Today, there is a much greater understanding of gender dysphoria. Contrarily,  people with gender dysphoria can still face prejudice and misunderstanding.

 

 

Get access to the care you need today

 

What are the signs of Gender Dysphoria?

  • You are, with certainty, a gender identity different to your biological sex assigned at birth.
  • You are happy with the social role and gender role of your preferred gender identity.
  • You are making decisions that hide certain gender features that don’t align with your preferred gender.

With that in mind, gender dysphoria can have a diverse range of signs. It’s important to understand that everyone’s experience is different. The above notes are just guidelines and by no means representation of everyone’s experience.

Some people with gender dysphoria have a strong and persistent desire to live according to their gender identity, rather than their biological sex. These people are sometimes called transsexual or simply “trans.” Many trans people have treatment to change their body permanently, so that they are more consistent with their gender identity, and the vast majority are satisfied with the eventual results.

Gender dysphoria is not the same as transvestism (the practice of dressing and acting in a style or manner traditionally associated with the opposite sex) and is not related to sexual orientation. People with the condition may identify as straight, gay, lesbian, bisexual, or asexual. Their sexual orientation may change as a result of treatment.

References:

  1. Davy, Zowie. (2018). What Is Gender Dysphoria? A Critical Systematic Narrative Review. Transgender health. 3 (1), p159-169. Link: https://www.ncbi.nlm.nih.gov/pmc/articles/PMC6225591/ Last Accessed: 25/10/2021
  2. Meyer-Bahlburg, Heino. (2019). “Diagnosing” Gender? Categorizing Gender-Identity Variants in the Anthropocene. Archives of Sexual Behavior. 48 (1), p2027–2035. Link: https://link-springer-com.dcu.idm.oclc.org/article/10.1007%2Fs10508-018-1349-6 Last Accessed: 25/10/2021
Author:

Dr Helen Webberley is the founder of GenderGP. A passionate advocate for the transgender community, she continues to campaign for real change in the way that trans people are treated in society and particularly concerning the barriers they face when accessing healthcare.
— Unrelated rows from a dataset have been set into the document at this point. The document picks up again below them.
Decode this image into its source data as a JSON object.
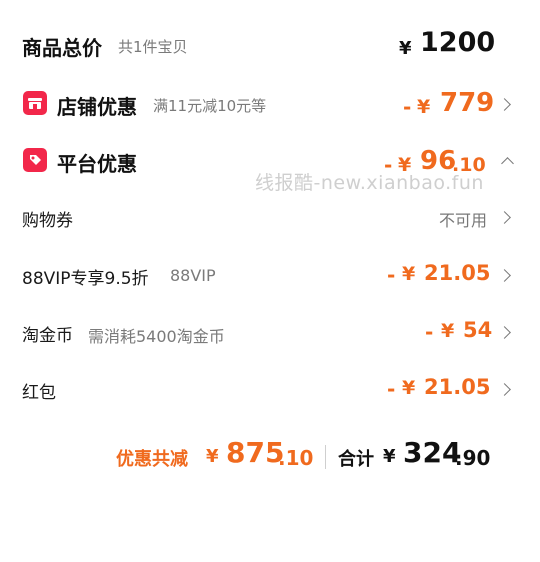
{
  "total": {
    "label": "商品总价",
    "count": "共1件宝贝",
    "currency": "¥",
    "amount": "1200"
  },
  "store_discount": {
    "label": "店铺优惠",
    "desc": "满11元减10元等",
    "sign": "-",
    "currency": "¥",
    "amount": "779",
    "icon": "shop-icon"
  },
  "platform_discount": {
    "label": "平台优惠",
    "sign": "-",
    "currency": "¥",
    "amount_int": "96",
    "amount_dec": ".10",
    "icon": "tag-icon"
  },
  "coupon": {
    "label": "购物券",
    "value": "不可用"
  },
  "vip": {
    "label": "88VIP专享9.5折",
    "tag": "88VIP",
    "sign": "-",
    "currency": "¥",
    "amount": "21.05"
  },
  "coins": {
    "label": "淘金币",
    "desc": "需消耗5400淘金币",
    "sign": "-",
    "currency": "¥",
    "amount": "54"
  },
  "red_packet": {
    "label": "红包",
    "sign": "-",
    "currency": "¥",
    "amount": "21.05"
  },
  "summary": {
    "discount_label": "优惠共减",
    "discount_currency": "¥",
    "discount_int": "875",
    "discount_dec": ".10",
    "total_label": "合计",
    "total_currency": "¥",
    "total_int": "324",
    "total_dec": ".90"
  },
  "watermark": "线报酷-new.xianbao.fun",
  "colors": {
    "accent": "#f06a1e",
    "icon_red": "#f2274a"
  }
}
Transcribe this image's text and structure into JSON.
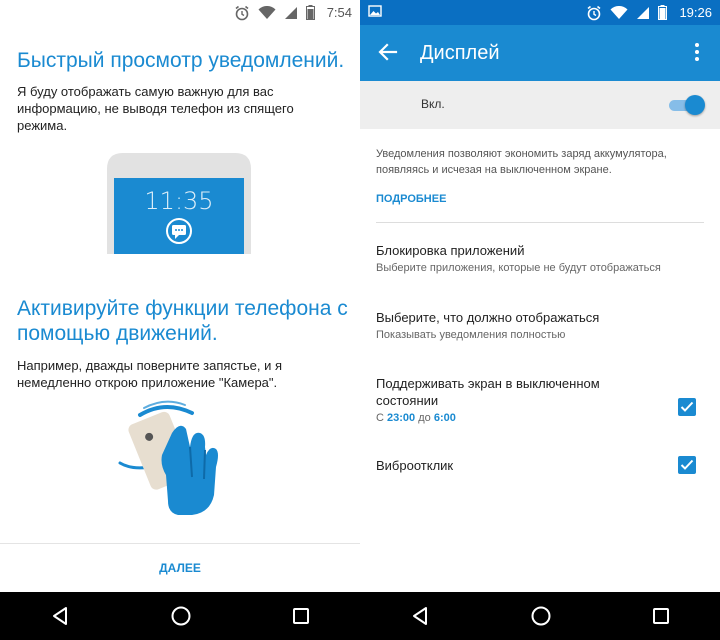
{
  "left": {
    "status_time": "7:54",
    "title1": "Быстрый просмотр уведомлений.",
    "text1": "Я буду отображать самую важную для вас информацию, не выводя телефон из спящего режима.",
    "phone_clock": "11:35",
    "title2": "Активируйте функции телефона с помощью движений.",
    "text2": "Например, дважды поверните запястье, и я немедленно открою приложение \"Камера\".",
    "next_label": "ДАЛЕЕ"
  },
  "right": {
    "status_time": "19:26",
    "appbar_title": "Дисплей",
    "switch_label": "Вкл.",
    "switch_on": true,
    "description": "Уведомления позволяют экономить заряд аккумулятора, появляясь и исчезая на выключенном экране.",
    "more_label": "ПОДРОБНЕЕ",
    "prefs": [
      {
        "title": "Блокировка приложений",
        "subtitle": "Выберите приложения, которые не будут отображаться"
      },
      {
        "title": "Выберите, что должно отображаться",
        "subtitle": "Показывать уведомления полностью"
      },
      {
        "title": "Поддерживать экран в выключенном состоянии",
        "sub_from": "С",
        "time_from": "23:00",
        "sub_to": "до",
        "time_to": "6:00",
        "checked": true
      },
      {
        "title": "Виброотклик",
        "checked": true
      }
    ]
  },
  "colors": {
    "accent": "#1a8ad1",
    "status_dark": "#0a6fc2",
    "navbar": "#000000"
  },
  "icons": [
    "alarm-icon",
    "wifi-icon",
    "signal-icon",
    "battery-icon",
    "image-notification-icon",
    "back-arrow-icon",
    "overflow-menu-icon",
    "nav-back-icon",
    "nav-home-icon",
    "nav-recents-icon",
    "chat-bubble-icon",
    "check-icon"
  ]
}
Dr Webberley believes in gender-affirmative care and that the individual is the expert in their own gender identity.

 

Photo by Dainis Graveris on Unsplash